# Action item:
Extract each line from the entries below that has the string "underline" in it.

# Interface dataset entries:
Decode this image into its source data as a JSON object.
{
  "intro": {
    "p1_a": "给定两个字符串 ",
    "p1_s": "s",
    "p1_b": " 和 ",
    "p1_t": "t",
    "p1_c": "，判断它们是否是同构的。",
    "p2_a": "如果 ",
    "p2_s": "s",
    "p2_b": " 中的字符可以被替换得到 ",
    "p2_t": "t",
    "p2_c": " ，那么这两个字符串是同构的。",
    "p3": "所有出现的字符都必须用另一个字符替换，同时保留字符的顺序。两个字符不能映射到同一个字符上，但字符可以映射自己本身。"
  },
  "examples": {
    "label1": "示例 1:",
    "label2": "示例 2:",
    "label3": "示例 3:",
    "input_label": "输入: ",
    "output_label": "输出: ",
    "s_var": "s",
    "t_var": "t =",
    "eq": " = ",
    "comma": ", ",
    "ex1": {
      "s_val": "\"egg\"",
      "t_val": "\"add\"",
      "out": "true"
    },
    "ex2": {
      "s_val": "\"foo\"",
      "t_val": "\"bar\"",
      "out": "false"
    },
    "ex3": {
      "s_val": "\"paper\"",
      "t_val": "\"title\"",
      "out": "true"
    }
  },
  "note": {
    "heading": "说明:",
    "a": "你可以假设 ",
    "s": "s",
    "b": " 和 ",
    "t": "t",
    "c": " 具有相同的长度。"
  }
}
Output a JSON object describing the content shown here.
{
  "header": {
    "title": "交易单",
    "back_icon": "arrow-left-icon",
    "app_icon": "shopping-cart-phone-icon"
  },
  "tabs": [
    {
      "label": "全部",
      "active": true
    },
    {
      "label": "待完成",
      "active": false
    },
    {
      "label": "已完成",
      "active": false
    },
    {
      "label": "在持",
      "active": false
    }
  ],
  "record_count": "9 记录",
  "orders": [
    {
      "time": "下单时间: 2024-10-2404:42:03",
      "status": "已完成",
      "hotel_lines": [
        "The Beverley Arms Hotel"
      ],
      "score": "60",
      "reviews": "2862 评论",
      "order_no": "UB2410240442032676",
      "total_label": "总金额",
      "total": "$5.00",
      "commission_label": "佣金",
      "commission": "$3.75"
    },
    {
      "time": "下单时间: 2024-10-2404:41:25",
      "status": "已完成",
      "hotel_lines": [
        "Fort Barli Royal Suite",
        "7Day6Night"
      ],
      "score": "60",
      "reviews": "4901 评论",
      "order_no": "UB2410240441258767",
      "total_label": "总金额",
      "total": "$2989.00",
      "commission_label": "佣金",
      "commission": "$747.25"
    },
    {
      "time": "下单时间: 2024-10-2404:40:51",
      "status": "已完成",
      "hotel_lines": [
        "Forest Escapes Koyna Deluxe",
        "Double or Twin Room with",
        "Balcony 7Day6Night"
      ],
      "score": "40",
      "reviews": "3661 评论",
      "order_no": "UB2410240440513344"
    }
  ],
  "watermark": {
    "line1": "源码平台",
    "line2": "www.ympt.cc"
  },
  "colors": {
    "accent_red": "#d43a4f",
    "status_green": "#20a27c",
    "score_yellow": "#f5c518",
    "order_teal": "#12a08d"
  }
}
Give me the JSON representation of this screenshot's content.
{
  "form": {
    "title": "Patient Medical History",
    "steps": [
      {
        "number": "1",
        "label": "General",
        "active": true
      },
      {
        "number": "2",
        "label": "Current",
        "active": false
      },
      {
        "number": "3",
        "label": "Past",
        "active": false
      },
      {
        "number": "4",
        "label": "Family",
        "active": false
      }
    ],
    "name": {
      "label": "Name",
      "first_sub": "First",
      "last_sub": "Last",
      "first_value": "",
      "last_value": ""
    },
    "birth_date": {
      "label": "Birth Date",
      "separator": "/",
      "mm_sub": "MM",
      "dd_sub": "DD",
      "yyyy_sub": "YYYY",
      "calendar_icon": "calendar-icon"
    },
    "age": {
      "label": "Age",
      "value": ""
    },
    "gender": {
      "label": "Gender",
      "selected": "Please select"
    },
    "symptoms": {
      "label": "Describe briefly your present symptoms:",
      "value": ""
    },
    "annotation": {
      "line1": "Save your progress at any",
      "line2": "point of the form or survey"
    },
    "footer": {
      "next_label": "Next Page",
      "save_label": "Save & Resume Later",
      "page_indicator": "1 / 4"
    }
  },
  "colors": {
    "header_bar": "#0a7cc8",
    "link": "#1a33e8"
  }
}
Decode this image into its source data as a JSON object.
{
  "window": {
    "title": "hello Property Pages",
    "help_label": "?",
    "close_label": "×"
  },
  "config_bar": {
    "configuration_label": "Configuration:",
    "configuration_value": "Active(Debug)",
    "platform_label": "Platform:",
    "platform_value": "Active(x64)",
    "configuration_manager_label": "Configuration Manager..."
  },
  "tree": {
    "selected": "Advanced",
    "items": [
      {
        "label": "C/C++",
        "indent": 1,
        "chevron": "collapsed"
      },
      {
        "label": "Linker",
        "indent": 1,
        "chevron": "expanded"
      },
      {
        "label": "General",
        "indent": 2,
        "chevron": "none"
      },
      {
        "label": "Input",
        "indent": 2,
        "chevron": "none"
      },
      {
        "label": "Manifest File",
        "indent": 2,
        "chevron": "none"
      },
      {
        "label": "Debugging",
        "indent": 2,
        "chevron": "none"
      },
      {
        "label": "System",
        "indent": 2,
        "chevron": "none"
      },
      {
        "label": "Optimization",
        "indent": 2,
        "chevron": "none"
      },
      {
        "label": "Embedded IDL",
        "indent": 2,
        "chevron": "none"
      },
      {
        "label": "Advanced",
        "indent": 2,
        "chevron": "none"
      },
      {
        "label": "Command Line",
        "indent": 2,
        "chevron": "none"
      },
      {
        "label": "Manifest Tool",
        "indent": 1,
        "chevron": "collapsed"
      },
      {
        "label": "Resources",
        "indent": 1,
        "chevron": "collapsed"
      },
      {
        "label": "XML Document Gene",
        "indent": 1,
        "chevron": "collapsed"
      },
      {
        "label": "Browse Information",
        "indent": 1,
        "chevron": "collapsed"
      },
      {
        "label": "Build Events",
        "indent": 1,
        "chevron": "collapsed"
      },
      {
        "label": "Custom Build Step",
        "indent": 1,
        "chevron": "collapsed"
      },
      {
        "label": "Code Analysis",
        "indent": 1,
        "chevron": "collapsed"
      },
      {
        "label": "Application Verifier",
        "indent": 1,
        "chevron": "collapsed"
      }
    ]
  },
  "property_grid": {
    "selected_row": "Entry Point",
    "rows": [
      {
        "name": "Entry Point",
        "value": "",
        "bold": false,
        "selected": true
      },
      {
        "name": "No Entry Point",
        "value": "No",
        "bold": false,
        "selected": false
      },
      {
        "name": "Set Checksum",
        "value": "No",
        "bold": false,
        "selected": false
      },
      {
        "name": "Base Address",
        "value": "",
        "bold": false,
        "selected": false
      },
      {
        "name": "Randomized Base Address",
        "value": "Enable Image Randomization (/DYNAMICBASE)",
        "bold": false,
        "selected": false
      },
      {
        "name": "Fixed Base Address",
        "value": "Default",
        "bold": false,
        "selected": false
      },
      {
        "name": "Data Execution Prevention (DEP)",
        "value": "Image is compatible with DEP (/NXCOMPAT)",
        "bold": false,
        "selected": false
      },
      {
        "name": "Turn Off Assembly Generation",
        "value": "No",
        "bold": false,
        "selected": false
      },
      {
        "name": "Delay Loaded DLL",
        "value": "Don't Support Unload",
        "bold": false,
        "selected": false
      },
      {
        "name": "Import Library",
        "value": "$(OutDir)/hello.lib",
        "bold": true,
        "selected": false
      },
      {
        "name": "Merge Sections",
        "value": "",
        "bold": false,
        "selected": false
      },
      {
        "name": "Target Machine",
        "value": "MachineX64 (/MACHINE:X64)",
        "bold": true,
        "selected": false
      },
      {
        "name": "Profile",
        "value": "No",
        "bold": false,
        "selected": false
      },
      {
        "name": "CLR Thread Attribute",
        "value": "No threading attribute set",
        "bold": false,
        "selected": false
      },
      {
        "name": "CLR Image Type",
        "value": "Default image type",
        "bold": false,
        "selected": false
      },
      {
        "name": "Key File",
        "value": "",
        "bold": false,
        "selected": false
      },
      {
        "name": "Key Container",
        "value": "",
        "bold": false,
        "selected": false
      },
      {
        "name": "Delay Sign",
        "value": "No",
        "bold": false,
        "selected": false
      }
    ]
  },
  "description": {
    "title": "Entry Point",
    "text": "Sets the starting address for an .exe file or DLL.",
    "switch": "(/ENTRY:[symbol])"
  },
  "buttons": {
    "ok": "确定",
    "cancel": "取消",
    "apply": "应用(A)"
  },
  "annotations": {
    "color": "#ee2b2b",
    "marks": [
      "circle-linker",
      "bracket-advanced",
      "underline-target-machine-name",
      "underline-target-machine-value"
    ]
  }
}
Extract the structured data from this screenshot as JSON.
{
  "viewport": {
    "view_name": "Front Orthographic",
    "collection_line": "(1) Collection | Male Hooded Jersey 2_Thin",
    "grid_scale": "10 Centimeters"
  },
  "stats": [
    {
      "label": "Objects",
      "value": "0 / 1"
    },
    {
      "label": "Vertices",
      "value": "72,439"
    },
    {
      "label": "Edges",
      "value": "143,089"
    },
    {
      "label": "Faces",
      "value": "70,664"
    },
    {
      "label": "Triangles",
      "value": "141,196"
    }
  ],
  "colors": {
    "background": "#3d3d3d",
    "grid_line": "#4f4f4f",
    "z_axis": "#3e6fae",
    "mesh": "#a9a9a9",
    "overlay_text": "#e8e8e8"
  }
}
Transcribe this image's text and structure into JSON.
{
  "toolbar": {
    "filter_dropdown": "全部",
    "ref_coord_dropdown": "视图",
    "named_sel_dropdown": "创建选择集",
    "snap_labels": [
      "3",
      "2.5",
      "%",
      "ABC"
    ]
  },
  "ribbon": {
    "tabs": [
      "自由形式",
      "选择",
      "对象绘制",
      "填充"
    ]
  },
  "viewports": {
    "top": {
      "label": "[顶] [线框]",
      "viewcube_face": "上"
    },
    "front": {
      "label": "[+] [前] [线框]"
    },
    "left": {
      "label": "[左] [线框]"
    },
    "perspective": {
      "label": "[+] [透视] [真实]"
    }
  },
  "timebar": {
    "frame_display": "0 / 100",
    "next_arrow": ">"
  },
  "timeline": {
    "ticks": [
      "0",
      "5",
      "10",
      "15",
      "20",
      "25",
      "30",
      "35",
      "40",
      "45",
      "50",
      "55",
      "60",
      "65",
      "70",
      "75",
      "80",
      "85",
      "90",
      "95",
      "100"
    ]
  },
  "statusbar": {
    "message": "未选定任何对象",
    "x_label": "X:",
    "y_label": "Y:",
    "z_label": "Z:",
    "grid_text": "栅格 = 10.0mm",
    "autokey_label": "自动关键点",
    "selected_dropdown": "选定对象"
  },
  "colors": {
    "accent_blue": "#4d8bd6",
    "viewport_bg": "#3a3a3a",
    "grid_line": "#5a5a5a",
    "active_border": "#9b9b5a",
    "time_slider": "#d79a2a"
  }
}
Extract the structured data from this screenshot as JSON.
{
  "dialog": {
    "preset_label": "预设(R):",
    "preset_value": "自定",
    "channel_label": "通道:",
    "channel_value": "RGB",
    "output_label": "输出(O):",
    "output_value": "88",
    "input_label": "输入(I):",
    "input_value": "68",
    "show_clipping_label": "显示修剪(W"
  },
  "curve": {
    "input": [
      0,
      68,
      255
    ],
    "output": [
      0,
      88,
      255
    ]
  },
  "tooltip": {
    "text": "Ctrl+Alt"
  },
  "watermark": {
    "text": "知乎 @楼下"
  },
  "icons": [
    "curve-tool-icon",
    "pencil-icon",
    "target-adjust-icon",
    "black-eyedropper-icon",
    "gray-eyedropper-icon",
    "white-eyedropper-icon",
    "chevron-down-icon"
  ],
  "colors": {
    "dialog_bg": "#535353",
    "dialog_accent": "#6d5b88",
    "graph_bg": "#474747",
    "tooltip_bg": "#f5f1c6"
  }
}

# Answer box:
      "underline-target-machine-name",
      "underline-target-machine-value"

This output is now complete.